Since I spend a lot of time talking to people who want to write op-ed columns, one of the first things I tell them is they have to figure out how they have a connection to the subject they want to write about. Basically, why should anyone want to read what you write? What makes you an “expert” on the subject?
Now when I say “expert” I don’t necessarily mean that you work at a think tank and write policy papers all day on the subject (although that would be great). But if you are writing about immigration, the economy, the presidential election, whatever, you have to somehow find a way to tie yourself to the subject matter. For example, in this piece, a New York woman is writing that like Sarah Palin, she’s also a “hockey mom.” She writes that she shares a lot of the same background as Gov. Palin. But she splits with her on position on reproductive rights. Her “expertise” is that she is also a hockey mom commenting on another hockey mom.
But Salon pointed to a great example of the Los Angeles Times picking up an op-ed by David Blankenhorn whose only buy-in is that the author is a “liberal” against gay marriage. Except that, as Salon points out. He’s probably not really a liberal.
The thing about political leanings is it’s a lot like faith. You can’t prove someone isn’t a “Christian” if they claim they are, even if you point out all the unchristian things they do.
The vehicle Blankenhorn uses for espousing his opinions on marriage and family values is a think tank he calls the Institute for American Values, of which he is president. In accordance with its status as an untaxed entity, IAV must file a Form 990 financial report annually with the IRS. These filings are available to the public, and you can learn a lot from them. Here is what public records tell us about IAV:

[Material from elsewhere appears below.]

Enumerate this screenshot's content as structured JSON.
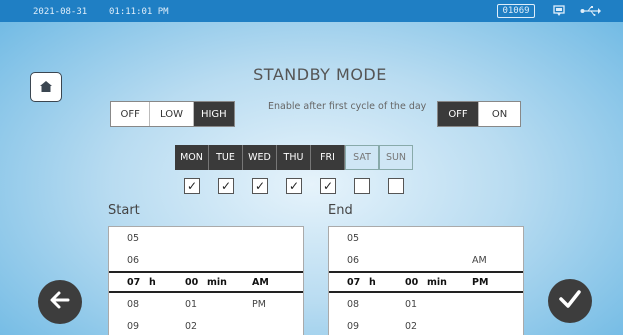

During the 15 years preceding 2006, IAV received nearly $4.5 million in funding from a coterie of ultra-conservative Republican foundations, including the Lynde and Harry Bradley Foundation, the Scaife Family Foundation, and the Randolph Foundation. These foundations supply funds for a network of right-wing Republican think tanks that promote a variety of causes such as the elimination of gay marriage, abortion rights and embryonic stem-cell research; prayer in public schools; creationism and deregulatory free-market economics.
It makes perfect sense that the opinion editor of the LA Times took Blankenhorn at face-value when he sends in an op-ed saying “I’m a liberal.” But in a case like this, and read the op-ed yourself, it doesn’t make much of a point if it’s not backed by someone who has a solid-background in proven liberal beliefs. The argument doesn’t exist really if its not presented as coming from someone who normally agrees with liberal positions.
I think this is a case of “fool me once.” I’d like to think the LA Times isn’t going to get fooled again just by someone who claims to be an outlier. But I suspect they are more susceptible to this type of ruse because they want to think of themselves as “not liberal media.”